- **What you have to do**
Whether an entry is long or short, retype it exactly.

- **Dataset records**

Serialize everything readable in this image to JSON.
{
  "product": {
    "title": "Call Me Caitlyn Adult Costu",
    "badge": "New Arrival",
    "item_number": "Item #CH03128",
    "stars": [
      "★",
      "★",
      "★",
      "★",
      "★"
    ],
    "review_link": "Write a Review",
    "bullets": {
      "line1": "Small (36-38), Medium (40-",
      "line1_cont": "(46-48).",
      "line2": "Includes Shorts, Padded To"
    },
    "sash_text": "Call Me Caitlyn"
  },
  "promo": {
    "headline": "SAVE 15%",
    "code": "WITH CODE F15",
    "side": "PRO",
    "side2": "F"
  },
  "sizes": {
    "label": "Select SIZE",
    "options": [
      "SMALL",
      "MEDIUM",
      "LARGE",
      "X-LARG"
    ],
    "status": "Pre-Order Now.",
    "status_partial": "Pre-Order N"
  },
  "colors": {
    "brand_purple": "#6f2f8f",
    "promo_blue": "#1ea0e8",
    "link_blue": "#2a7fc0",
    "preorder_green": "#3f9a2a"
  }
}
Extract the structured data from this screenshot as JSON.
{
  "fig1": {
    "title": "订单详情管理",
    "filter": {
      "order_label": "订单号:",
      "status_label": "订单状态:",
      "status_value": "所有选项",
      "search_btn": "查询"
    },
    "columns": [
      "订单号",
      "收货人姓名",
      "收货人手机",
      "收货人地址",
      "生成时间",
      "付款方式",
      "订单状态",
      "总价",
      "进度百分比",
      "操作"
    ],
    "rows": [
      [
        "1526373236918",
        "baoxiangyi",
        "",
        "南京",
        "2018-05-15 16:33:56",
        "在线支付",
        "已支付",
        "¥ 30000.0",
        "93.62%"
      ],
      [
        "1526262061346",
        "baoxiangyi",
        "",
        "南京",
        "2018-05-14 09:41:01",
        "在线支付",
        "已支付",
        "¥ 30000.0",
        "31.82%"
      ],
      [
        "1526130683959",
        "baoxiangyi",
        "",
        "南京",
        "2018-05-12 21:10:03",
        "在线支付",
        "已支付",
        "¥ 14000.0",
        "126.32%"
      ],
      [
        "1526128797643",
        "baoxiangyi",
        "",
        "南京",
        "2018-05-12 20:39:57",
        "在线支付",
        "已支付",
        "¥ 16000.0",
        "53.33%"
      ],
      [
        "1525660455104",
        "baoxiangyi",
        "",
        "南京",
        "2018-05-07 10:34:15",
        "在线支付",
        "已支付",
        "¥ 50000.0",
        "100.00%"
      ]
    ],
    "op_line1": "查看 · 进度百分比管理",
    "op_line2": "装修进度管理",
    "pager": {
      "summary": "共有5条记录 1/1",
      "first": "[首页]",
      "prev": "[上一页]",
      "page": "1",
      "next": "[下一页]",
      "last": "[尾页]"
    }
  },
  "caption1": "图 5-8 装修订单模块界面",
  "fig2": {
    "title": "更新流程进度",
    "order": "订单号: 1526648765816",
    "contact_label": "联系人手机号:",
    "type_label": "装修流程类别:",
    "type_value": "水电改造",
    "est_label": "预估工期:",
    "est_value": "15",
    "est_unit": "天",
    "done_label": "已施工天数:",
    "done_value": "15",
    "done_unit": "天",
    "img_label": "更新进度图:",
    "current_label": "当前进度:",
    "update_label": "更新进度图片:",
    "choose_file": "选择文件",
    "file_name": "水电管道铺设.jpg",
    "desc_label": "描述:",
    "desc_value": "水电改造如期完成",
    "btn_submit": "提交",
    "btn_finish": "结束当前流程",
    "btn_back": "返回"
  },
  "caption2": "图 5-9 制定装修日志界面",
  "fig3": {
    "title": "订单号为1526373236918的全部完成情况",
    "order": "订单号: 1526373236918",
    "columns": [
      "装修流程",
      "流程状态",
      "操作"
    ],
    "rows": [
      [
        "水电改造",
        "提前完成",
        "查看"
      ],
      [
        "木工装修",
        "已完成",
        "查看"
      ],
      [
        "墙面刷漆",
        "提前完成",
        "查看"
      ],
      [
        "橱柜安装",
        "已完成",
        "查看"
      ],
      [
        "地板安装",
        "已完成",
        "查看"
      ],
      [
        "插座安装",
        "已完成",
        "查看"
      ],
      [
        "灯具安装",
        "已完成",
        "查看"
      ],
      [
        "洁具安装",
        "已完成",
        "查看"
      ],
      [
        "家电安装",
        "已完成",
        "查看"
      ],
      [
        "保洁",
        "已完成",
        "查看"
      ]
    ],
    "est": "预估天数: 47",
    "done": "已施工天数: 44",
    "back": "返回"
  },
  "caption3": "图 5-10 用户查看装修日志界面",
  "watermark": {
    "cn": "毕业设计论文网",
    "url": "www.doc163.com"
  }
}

- **Answer section**
Serialize everything readable in this image to JSON.
{
  "product": {
    "title": "Call Me Caitlyn Adult Costu",
    "badge": "New Arrival",
    "item_number": "Item #CH03128",
    "stars": [
      "★",
      "★",
      "★",
      "★",
      "★"
    ],
    "review_link": "Write a Review",
    "bullets": {
      "line1": "Small (36-38), Medium (40-",
      "line1_cont": "(46-48).",
      "line2": "Includes Shorts, Padded To"
    },
    "sash_text": "Call Me Caitlyn"
  },
  "promo": {
    "headline": "SAVE 15%",
    "code": "WITH CODE F15",
    "side": "PRO",
    "side2": "F"
  },
  "sizes": {
    "label": "Select SIZE",
    "options": [
      "SMALL",
      "MEDIUM",
      "LARGE",
      "X-LARG"
    ],
    "status": "Pre-Order Now.",
    "status_partial": "Pre-Order N"
  },
  "colors": {
    "brand_purple": "#6f2f8f",
    "promo_blue": "#1ea0e8",
    "link_blue": "#2a7fc0",
    "preorder_green": "#3f9a2a"
  }
}
Extract the structured data from this screenshot as JSON.
{
  "fig1": {
    "title": "订单详情管理",
    "filter": {
      "order_label": "订单号:",
      "status_label": "订单状态:",
      "status_value": "所有选项",
      "search_btn": "查询"
    },
    "columns": [
      "订单号",
      "收货人姓名",
      "收货人手机",
      "收货人地址",
      "生成时间",
      "付款方式",
      "订单状态",
      "总价",
      "进度百分比",
      "操作"
    ],
    "rows": [
      [
        "1526373236918",
        "baoxiangyi",
        "",
        "南京",
        "2018-05-15 16:33:56",
        "在线支付",
        "已支付",
        "¥ 30000.0",
        "93.62%"
      ],
      [
        "1526262061346",
        "baoxiangyi",
        "",
        "南京",
        "2018-05-14 09:41:01",
        "在线支付",
        "已支付",
        "¥ 30000.0",
        "31.82%"
      ],
      [
        "1526130683959",
        "baoxiangyi",
        "",
        "南京",
        "2018-05-12 21:10:03",
        "在线支付",
        "已支付",
        "¥ 14000.0",
        "126.32%"
      ],
      [
        "1526128797643",
        "baoxiangyi",
        "",
        "南京",
        "2018-05-12 20:39:57",
        "在线支付",
        "已支付",
        "¥ 16000.0",
        "53.33%"
      ],
      [
        "1525660455104",
        "baoxiangyi",
        "",
        "南京",
        "2018-05-07 10:34:15",
        "在线支付",
        "已支付",
        "¥ 50000.0",
        "100.00%"
      ]
    ],
    "op_line1": "查看 · 进度百分比管理",
    "op_line2": "装修进度管理",
    "pager": {
      "summary": "共有5条记录 1/1",
      "first": "[首页]",
      "prev": "[上一页]",
      "page": "1",
      "next": "[下一页]",
      "last": "[尾页]"
    }
  },
  "caption1": "图 5-8 装修订单模块界面",
  "fig2": {
    "title": "更新流程进度",
    "order": "订单号: 1526648765816",
    "contact_label": "联系人手机号:",
    "type_label": "装修流程类别:",
    "type_value": "水电改造",
    "est_label": "预估工期:",
    "est_value": "15",
    "est_unit": "天",
    "done_label": "已施工天数:",
    "done_value": "15",
    "done_unit": "天",
    "img_label": "更新进度图:",
    "current_label": "当前进度:",
    "update_label": "更新进度图片:",
    "choose_file": "选择文件",
    "file_name": "水电管道铺设.jpg",
    "desc_label": "描述:",
    "desc_value": "水电改造如期完成",
    "btn_submit": "提交",
    "btn_finish": "结束当前流程",
    "btn_back": "返回"
  },
  "caption2": "图 5-9 制定装修日志界面",
  "fig3": {
    "title": "订单号为1526373236918的全部完成情况",
    "order": "订单号: 1526373236918",
    "columns": [
      "装修流程",
      "流程状态",
      "操作"
    ],
    "rows": [
      [
        "水电改造",
        "提前完成",
        "查看"
      ],
      [
        "木工装修",
        "已完成",
        "查看"
      ],
      [
        "墙面刷漆",
        "提前完成",
        "查看"
      ],
      [
        "橱柜安装",
        "已完成",
        "查看"
      ],
      [
        "地板安装",
        "已完成",
        "查看"
      ],
      [
        "插座安装",
        "已完成",
        "查看"
      ],
      [
        "灯具安装",
        "已完成",
        "查看"
      ],
      [
        "洁具安装",
        "已完成",
        "查看"
      ],
      [
        "家电安装",
        "已完成",
        "查看"
      ],
      [
        "保洁",
        "已完成",
        "查看"
      ]
    ],
    "est": "预估天数: 47",
    "done": "已施工天数: 44",
    "back": "返回"
  },
  "caption3": "图 5-10 用户查看装修日志界面",
  "watermark": {
    "cn": "毕业设计论文网",
    "url": "www.doc163.com"
  }
}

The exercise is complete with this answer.